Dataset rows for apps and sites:
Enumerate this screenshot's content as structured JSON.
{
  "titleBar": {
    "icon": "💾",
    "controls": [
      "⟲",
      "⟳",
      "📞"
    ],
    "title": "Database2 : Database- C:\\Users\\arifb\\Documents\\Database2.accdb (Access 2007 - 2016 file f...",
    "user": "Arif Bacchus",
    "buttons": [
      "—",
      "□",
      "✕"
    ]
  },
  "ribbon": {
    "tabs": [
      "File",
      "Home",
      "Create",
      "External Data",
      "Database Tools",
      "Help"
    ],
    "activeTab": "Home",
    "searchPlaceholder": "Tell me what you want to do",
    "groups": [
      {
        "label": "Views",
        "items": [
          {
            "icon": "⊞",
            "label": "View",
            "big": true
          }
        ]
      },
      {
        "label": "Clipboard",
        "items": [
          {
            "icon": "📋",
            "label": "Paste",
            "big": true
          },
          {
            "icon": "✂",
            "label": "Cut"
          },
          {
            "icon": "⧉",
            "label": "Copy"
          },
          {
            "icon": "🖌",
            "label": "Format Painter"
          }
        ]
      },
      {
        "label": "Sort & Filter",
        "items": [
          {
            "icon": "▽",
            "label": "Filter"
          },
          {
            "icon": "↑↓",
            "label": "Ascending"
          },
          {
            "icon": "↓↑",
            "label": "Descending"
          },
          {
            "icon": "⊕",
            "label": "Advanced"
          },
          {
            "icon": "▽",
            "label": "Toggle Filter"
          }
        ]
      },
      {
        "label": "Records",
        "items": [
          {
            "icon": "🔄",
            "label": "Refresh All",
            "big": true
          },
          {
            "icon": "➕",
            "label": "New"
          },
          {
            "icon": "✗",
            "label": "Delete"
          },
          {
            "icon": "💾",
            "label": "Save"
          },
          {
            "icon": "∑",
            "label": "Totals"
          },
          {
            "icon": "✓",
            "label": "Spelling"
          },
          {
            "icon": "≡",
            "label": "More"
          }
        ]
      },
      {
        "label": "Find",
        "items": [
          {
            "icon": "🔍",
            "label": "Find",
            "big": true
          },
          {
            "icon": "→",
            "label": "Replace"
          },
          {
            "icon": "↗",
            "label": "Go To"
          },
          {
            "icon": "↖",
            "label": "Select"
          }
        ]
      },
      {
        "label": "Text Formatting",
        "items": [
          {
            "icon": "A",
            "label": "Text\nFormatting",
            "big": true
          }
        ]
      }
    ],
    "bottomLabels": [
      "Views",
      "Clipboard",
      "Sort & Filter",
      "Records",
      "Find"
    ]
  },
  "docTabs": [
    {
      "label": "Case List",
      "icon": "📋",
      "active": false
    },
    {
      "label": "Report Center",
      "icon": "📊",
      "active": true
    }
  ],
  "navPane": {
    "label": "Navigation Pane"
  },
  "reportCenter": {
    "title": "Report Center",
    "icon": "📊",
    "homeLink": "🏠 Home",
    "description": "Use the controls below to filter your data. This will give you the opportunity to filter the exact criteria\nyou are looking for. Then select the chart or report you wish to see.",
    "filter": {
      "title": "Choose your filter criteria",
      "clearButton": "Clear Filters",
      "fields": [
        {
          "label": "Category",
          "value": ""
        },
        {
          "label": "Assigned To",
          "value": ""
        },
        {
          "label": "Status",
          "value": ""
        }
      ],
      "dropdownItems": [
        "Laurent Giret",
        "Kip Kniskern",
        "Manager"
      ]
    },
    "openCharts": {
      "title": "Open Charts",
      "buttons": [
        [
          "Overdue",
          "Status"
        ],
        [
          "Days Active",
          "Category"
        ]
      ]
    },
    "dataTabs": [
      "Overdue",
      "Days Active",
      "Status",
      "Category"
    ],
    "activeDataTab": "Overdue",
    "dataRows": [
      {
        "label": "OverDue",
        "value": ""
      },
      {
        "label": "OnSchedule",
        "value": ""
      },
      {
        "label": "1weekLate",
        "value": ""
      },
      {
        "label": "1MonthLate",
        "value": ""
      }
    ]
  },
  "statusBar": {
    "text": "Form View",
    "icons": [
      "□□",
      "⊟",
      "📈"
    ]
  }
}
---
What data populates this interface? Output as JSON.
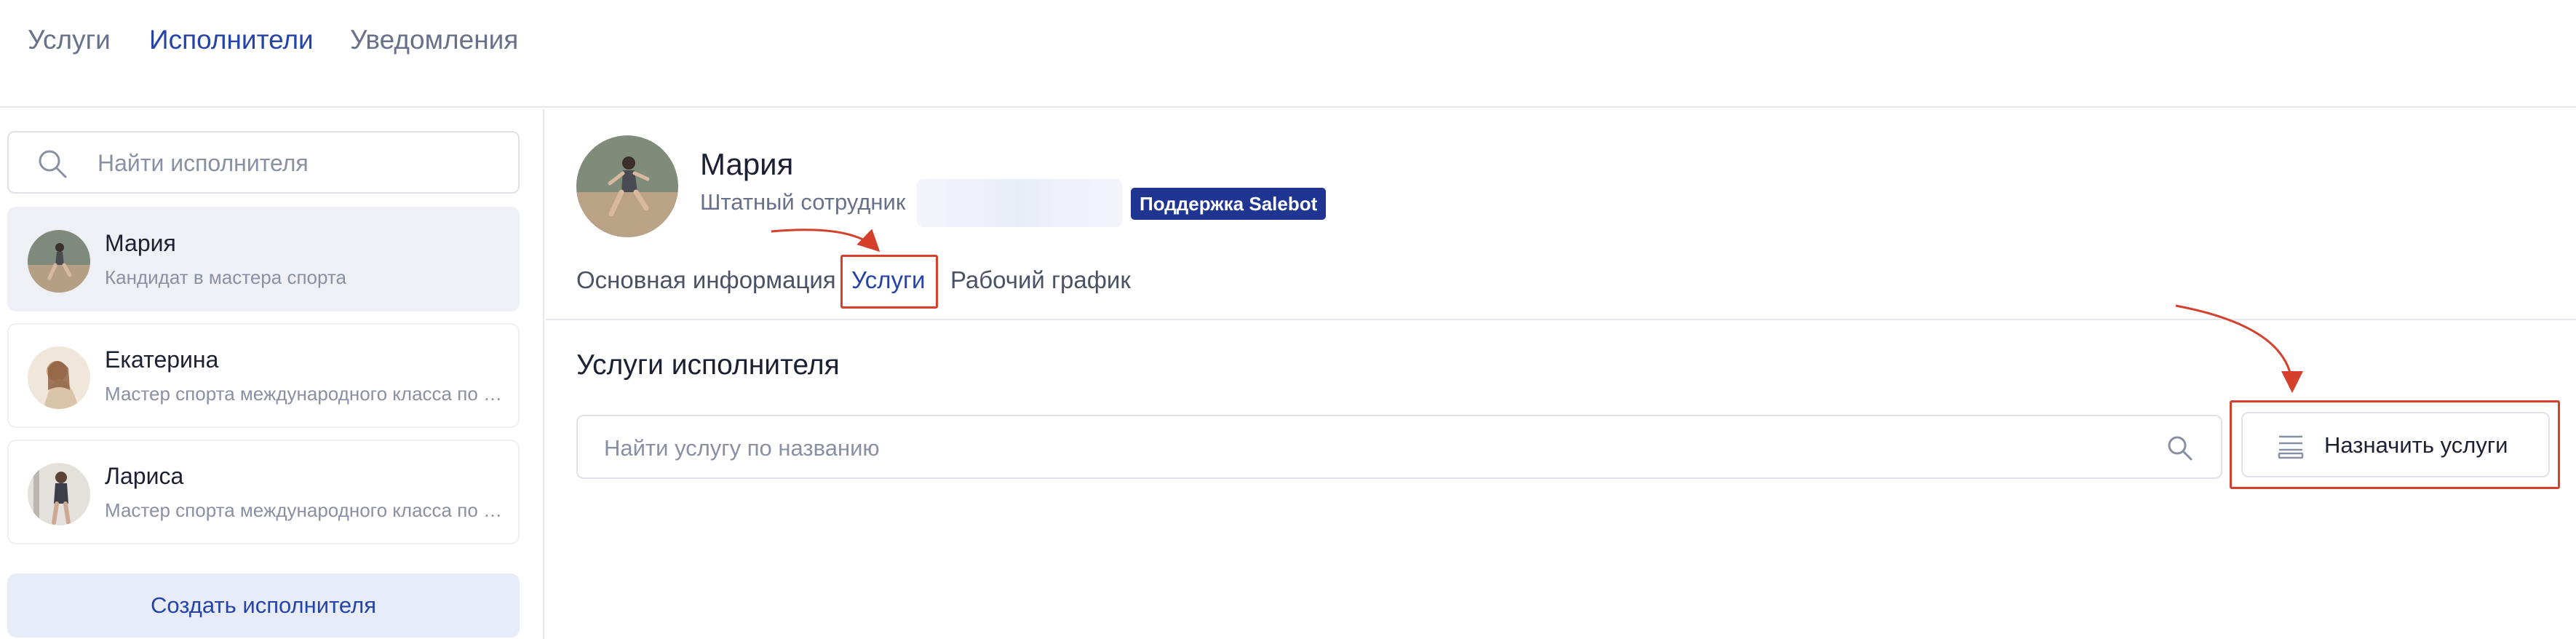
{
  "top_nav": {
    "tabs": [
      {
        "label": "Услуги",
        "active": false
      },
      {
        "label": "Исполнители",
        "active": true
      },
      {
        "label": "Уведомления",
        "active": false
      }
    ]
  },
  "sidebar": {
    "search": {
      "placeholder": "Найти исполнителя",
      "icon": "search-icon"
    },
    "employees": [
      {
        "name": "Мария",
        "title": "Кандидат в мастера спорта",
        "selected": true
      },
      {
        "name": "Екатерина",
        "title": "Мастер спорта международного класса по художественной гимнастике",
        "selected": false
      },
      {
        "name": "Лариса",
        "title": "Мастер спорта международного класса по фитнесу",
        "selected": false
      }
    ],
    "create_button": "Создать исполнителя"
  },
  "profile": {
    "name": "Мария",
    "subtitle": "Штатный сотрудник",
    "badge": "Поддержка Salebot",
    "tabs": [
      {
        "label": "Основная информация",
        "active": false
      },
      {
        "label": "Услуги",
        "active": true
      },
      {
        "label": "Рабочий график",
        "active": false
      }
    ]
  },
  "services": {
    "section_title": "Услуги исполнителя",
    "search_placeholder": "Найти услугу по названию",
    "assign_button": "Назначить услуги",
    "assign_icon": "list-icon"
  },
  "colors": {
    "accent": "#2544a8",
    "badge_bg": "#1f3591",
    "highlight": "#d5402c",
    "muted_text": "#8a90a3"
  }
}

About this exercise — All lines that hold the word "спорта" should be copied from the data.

Answer to this problem —
        "title": "Кандидат в мастера спорта",
        "title": "Мастер спорта международного класса по художественной гимнастике",
        "title": "Мастер спорта международного класса по фитнесу",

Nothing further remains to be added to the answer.